While everyone agrees collaboration creates results, resistance to spending the time and resources to allow for teams to learn how to collaborate effectively has led to isolated, disconnected employees (I-Pods) rather than more productive, collaborative teams (We-Pods). I am part of the shift towards the Collaborative Leadership Model and to creating a collaborative culture that will drive creativity, innovation and bigger results. I believe this is one of the most important business development challenges, which if met, will create the greatest sustainable results.

The concept of the We-Pod is important because it’s created by individuals who have been spending a large percentage of time in an I-Pod. When they come together, learn more about each other, and agree to share accountability, each person improves as a communicator and problem solver. The We-Pod gives rise to greater creativity, high performance, and innovation. In the current climate, the success of a team is more important than ever.

When strategic planning is narrowly confined to profit, revenue and targets, it is difficult, at times, to get full engagement and ownership of goals. The important thing is to start at a high level, with an overview that includes visioning of both the results, as well as the teams’ participation in those results. This also includes a clear vision and mission that inspires the work, resources and time spent fulfilling goals. Inspiration is much easier to create in the We-Pod as collaborative leaders.

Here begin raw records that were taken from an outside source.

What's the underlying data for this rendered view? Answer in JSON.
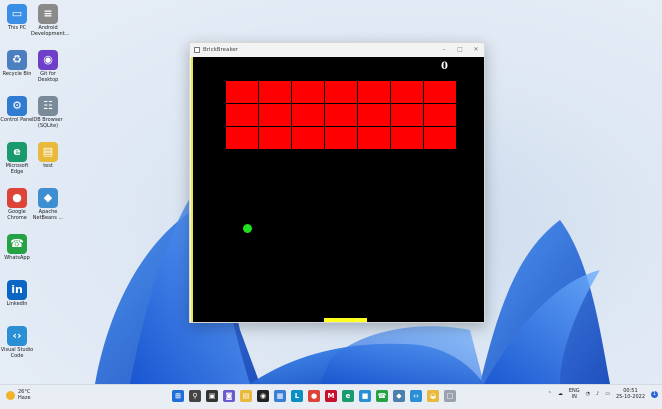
{
  "desktop": {
    "icons": [
      {
        "label": "This PC",
        "glyph": "▭",
        "color": "#3a8ee6"
      },
      {
        "label": "Android Development...",
        "glyph": "≡",
        "color": "#8a8a8a"
      },
      {
        "label": "Recycle Bin",
        "glyph": "♻",
        "color": "#4b7fbf"
      },
      {
        "label": "Git for Desktop",
        "glyph": "◉",
        "color": "#6e40c9"
      },
      {
        "label": "Control Panel",
        "glyph": "⚙",
        "color": "#2f7bd1"
      },
      {
        "label": "DB Browser (SQLite)",
        "glyph": "☷",
        "color": "#7a8a99"
      },
      {
        "label": "Microsoft Edge",
        "glyph": "e",
        "color": "#1a9a6d"
      },
      {
        "label": "test",
        "glyph": "▤",
        "color": "#e8b93a"
      },
      {
        "label": "Google Chrome",
        "glyph": "●",
        "color": "#db4437"
      },
      {
        "label": "Apache NetBeans ...",
        "glyph": "◆",
        "color": "#3d8fd1"
      },
      {
        "label": "WhatsApp",
        "glyph": "☎",
        "color": "#25a244"
      },
      {
        "label": "LinkedIn",
        "glyph": "in",
        "color": "#0a66c2"
      },
      {
        "label": "Visual Studio Code",
        "glyph": "‹›",
        "color": "#2b8fd6"
      }
    ]
  },
  "window": {
    "title": "BrickBreaker",
    "controls": {
      "minimize": "–",
      "maximize": "□",
      "close": "✕"
    }
  },
  "game": {
    "score": "0",
    "brick_rows": 3,
    "brick_cols": 7,
    "colors": {
      "background": "#000000",
      "brick": "#ff0000",
      "ball": "#1fe01f",
      "paddle": "#ffff1f"
    }
  },
  "taskbar": {
    "weather": {
      "temp": "26°C",
      "condition": "Haze"
    },
    "apps": [
      {
        "name": "start-icon",
        "glyph": "⊞",
        "color": "#1e6fd9"
      },
      {
        "name": "search-icon",
        "glyph": "⚲",
        "color": "#444444"
      },
      {
        "name": "task-view-icon",
        "glyph": "▣",
        "color": "#333333"
      },
      {
        "name": "chat-icon",
        "glyph": "◙",
        "color": "#6a5acd"
      },
      {
        "name": "file-explorer-icon",
        "glyph": "▤",
        "color": "#e8b93a"
      },
      {
        "name": "github-icon",
        "glyph": "◉",
        "color": "#222222"
      },
      {
        "name": "store-icon",
        "glyph": "▦",
        "color": "#3a7fd5"
      },
      {
        "name": "linkedin-icon",
        "glyph": "L",
        "color": "#0a8fc2"
      },
      {
        "name": "chrome-icon",
        "glyph": "●",
        "color": "#db4437"
      },
      {
        "name": "mcafee-icon",
        "glyph": "M",
        "color": "#c8102e"
      },
      {
        "name": "edge-icon",
        "glyph": "e",
        "color": "#1a9a6d"
      },
      {
        "name": "blue-app-icon",
        "glyph": "■",
        "color": "#2b8fd6"
      },
      {
        "name": "whatsapp-icon",
        "glyph": "☎",
        "color": "#25a244"
      },
      {
        "name": "bluej-icon",
        "glyph": "◆",
        "color": "#4a7fb0"
      },
      {
        "name": "vscode-icon",
        "glyph": "‹›",
        "color": "#2b8fd6"
      },
      {
        "name": "python-icon",
        "glyph": "◒",
        "color": "#e8b93a"
      },
      {
        "name": "brickbreaker-icon",
        "glyph": "□",
        "color": "#9aa3ad"
      }
    ],
    "tray": {
      "language": "ENG",
      "region": "IN",
      "time": "00:51",
      "date": "25-10-2022",
      "notifications": "1"
    }
  }
}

Use this high-level strategic process to jump-start your next planning process. The four engagement questions below require a high-level of engagement from all team members. More specific strategic goals can be created that include implementation steps once the answers to these questions are on the table.

1. Creating the Future—What Behaviors Do We Want to Bring Forward?

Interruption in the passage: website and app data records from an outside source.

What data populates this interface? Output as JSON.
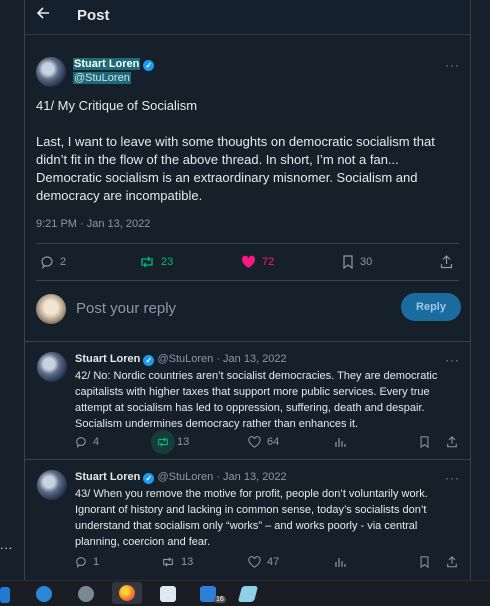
{
  "header": {
    "back_icon": "arrow-left-icon",
    "title": "Post"
  },
  "left_overflow": "...",
  "main_post": {
    "author_name": "Stuart Loren",
    "handle": "@StuLoren",
    "more": "···",
    "title_line": "41/ My Critique of Socialism",
    "paragraph": "Last, I want to leave with some thoughts on democratic socialism that didn’t fit in the flow of the above thread. In short, I’m not a fan... Democratic socialism is an extraordinary misnomer. Socialism and democracy are incompatible.",
    "timestamp": "9:21 PM · Jan 13, 2022",
    "stats": {
      "replies": "2",
      "reposts": "23",
      "likes": "72",
      "bookmarks": "30"
    }
  },
  "reply_composer": {
    "placeholder": "Post your reply",
    "button_label": "Reply"
  },
  "replies": [
    {
      "author_name": "Stuart Loren",
      "meta": "@StuLoren · Jan 13, 2022",
      "more": "···",
      "text": "42/ No: Nordic countries aren’t socialist democracies. They are democratic capitalists with higher taxes that support more public services. Every true attempt at socialism has led to oppression, suffering, death and despair. Socialism undermines democracy rather than enhances it.",
      "replies": "4",
      "reposts": "13",
      "likes": "64"
    },
    {
      "author_name": "Stuart Loren",
      "meta": "@StuLoren · Jan 13, 2022",
      "more": "···",
      "text": "43/ When you remove the motive for profit, people don’t voluntarily work. Ignorant of history and lacking in common sense, today’s socialists don’t understand that socialism only “works” – and works poorly - via central planning, coercion and fear.",
      "replies": "1",
      "reposts": "13",
      "likes": "47"
    }
  ],
  "taskbar": {
    "badge_count": "16"
  },
  "colors": {
    "background": "#15202b",
    "accent": "#1d9bf0",
    "repost": "#00ba7c",
    "like": "#f91880"
  }
}
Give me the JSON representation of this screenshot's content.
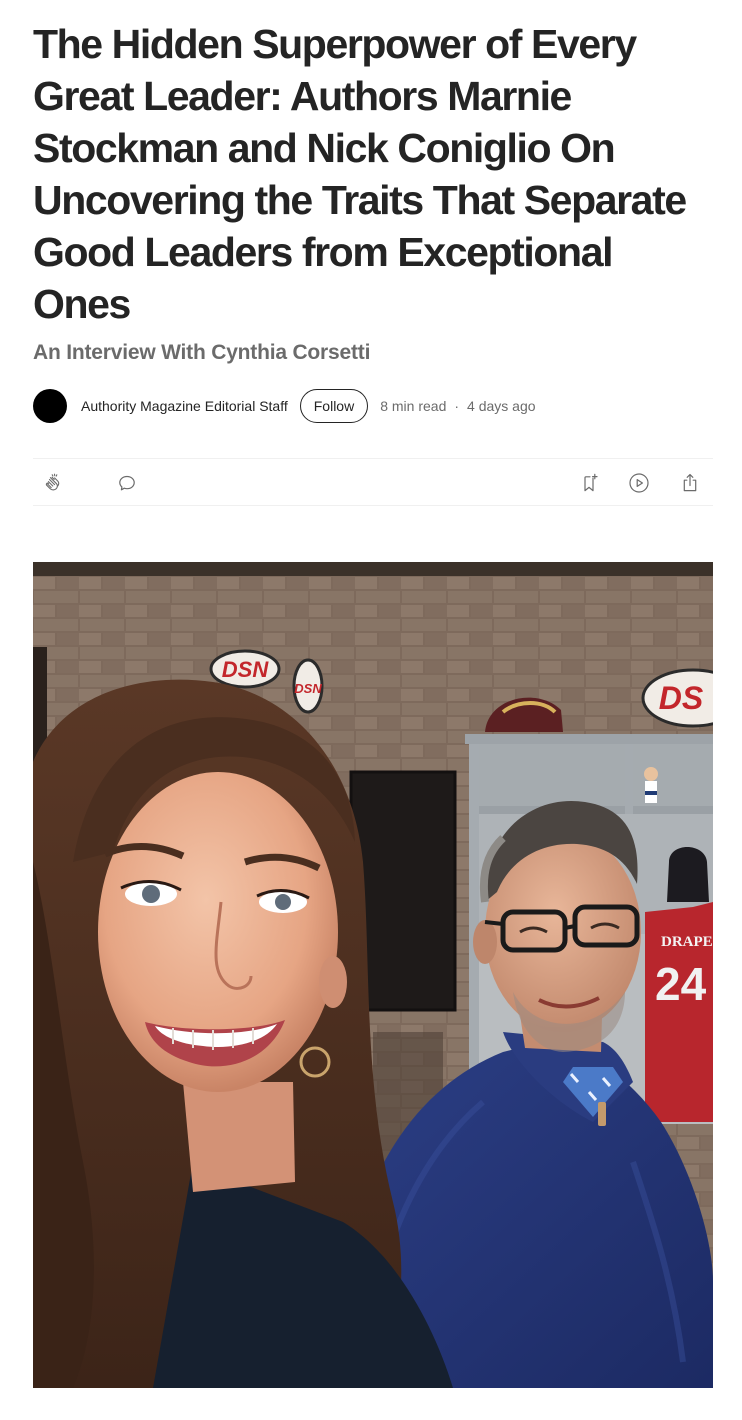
{
  "article": {
    "title": "The Hidden Superpower of Every Great Leader: Authors Marnie Stockman and Nick Coniglio On Uncovering the Traits That Separate Good Leaders from Exceptional Ones",
    "subtitle": "An Interview With Cynthia Corsetti"
  },
  "byline": {
    "author": "Authority Magazine Editorial Staff",
    "follow_label": "Follow",
    "read_time": "8 min read",
    "separator": "·",
    "published": "4 days ago"
  },
  "actions": {
    "left": [
      "clap-icon",
      "comment-icon"
    ],
    "right": [
      "bookmark-add-icon",
      "play-icon",
      "share-icon"
    ]
  },
  "hero_image": {
    "signs": {
      "sign_1": "DSN",
      "sign_2": "DSN",
      "sign_3": "DS"
    },
    "jersey": {
      "name": "DRAPE",
      "number": "24"
    }
  },
  "colors": {
    "text": "#242424",
    "muted": "#6b6b6b",
    "divider": "#f0f0f0",
    "avatar": "#000000"
  }
}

 This question begins the process of greater engagement and allows for a focus on behavior in the leadership group, as well as staff who interact with internal and external customers. Often our behavior is not a part of planning and yet it is the very core of getting the necessary strategic results, but is overlooked as a “no brainer.”

In an offsite with a global client, during the discussion of this question, she brought up not only their leadership behaviors, but also the behaviors of team members, one or two levels down, who would be creating the results; their interactive style, time spent in connection, and their overall engagement in the vision of the new environment when results were accomplished.

2. Expanding the Brand—Who Are We and Where Are We Going?

Create a vision for the future; for instance, what will your team look like by the end of the year, at the end of next year and possibly up to 3 years in the future.  Organizations are changing so fast today to adapt to the current business environment that going any further is not effective.

Take a look at look at business results, processes and communication locally, regionally and across the organization. Promote consistency of goals and the discussion of each person’s interpretation of these goals. Communication of this vision will override assumptions and create engagement that leads to results.

3. Investing in People—What Are the Important Values and Are They Aligned?

Identify, establish and communicate core values by which business will be done: communicate to your team how these values are to be shown and communicated to your customers and internal colleagues; encourage open discussion to maximize team alignment and buy-in.

4. The Essential Elements for Growing the Business – What Values are Important to Our Customer?

This is so important; often, over time, organizational goals are not in alignment with their customer; to their changing values, nor sensitive to the human interaction necessary to create the level of satisfaction that brings success. Make sure you are listening to what your customers are saying and asking of you.

This is on aspect of the Collaborative Leadership Process that creates the We-Pod value. Stay tuned for more information on implementation and team steps for moving forward.

* Thanks to Judith Glaser – Creating We for the original questions that inspired this writing.